Uncorporeal (http://www.uncorporeal.com/) claims it is able to recreate photos taken by an average user into virtual a 3D space you can “step into”. This photogrammetric exercise is done with less effort and average hardware to make it as accessible to users who haven’t even heard of “photogrammetry” before.
This piece of news grabbed my attention as my own experience with this technology was rife with technical difficulty and wasn’t much fun in the “point > shoot = instant Virtual 3D object” sense. In my projects, I typically capture up to 70 photographs, and sometimes reaching a hundred-plus shots.

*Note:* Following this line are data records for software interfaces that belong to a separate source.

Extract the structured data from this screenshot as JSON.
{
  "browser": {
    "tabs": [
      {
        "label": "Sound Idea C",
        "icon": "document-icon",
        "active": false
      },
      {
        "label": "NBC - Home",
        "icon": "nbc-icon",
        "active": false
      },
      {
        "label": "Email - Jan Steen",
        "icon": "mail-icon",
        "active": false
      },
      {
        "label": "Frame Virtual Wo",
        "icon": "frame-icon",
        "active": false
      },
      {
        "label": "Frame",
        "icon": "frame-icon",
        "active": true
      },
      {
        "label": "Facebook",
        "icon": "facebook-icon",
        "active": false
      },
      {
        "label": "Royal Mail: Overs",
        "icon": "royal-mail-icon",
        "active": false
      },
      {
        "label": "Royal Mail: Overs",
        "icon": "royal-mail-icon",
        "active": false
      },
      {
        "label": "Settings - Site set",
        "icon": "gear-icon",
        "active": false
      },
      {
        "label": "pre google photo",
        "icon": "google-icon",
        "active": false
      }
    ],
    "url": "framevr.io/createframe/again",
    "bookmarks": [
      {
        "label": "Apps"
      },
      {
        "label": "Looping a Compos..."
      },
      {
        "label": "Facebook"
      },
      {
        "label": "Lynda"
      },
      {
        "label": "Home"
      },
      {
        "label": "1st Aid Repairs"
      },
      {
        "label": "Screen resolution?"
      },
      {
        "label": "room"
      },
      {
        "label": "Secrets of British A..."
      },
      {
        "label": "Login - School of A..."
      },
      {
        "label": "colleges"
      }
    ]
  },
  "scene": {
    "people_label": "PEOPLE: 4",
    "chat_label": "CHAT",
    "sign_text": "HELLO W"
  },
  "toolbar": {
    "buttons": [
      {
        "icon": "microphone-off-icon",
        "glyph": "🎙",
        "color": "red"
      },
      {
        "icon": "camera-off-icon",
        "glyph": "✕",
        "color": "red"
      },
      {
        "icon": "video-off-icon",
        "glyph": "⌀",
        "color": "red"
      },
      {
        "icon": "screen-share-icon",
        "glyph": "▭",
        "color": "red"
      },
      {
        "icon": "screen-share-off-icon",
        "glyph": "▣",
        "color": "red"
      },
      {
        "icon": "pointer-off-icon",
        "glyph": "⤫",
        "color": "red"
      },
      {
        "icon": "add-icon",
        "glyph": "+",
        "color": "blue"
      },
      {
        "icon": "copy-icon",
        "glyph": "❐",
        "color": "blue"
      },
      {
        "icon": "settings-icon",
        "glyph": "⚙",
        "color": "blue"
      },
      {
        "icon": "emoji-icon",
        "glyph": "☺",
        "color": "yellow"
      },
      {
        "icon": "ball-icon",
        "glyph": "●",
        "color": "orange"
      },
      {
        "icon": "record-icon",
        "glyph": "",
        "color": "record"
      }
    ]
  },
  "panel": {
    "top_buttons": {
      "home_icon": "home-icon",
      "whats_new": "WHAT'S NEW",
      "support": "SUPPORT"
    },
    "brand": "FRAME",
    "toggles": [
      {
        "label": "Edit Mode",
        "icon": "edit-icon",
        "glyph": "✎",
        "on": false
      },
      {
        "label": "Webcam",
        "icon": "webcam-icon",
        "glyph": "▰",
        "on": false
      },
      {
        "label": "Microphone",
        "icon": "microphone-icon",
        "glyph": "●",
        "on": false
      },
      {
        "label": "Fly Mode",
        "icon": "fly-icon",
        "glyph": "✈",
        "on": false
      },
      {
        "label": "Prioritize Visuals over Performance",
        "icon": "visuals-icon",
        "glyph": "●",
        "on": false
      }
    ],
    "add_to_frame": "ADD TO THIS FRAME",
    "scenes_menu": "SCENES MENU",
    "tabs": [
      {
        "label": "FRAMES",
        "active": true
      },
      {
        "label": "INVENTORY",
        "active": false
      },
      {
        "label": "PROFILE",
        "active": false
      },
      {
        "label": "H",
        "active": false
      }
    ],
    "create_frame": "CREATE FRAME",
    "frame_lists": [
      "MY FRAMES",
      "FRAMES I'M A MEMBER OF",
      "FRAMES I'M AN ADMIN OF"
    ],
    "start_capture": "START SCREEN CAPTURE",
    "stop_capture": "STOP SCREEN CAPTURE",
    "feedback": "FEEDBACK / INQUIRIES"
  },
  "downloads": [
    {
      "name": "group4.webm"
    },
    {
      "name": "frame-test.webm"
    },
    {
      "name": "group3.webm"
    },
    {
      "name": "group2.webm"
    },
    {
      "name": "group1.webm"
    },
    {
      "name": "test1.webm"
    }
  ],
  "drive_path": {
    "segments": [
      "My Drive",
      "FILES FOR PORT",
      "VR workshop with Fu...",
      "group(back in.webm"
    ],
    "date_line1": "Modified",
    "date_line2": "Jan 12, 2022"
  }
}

Even then, this doesn’t result in a perfect model – far from it. Uncorporeal terms this capability as “Holographic Photography Technology”, and it cuts down on the number of photos required to just 20 to 30 – certainly more manageable than 70 or 120, plus it’s less demanding on how well you capture the shots, from what Uncorporeal’s online documentation claims.
If done correctly, this would be truly groundbreaking for archeology, education, and your average vacation photographer trying to share the experience of “being there”. Uncorporeal is aiming to make this whole process fun, from capture to viewing using a position tracking capable headset, or more likely a Google cardboard device and a cellphone for the targeted user for this technology.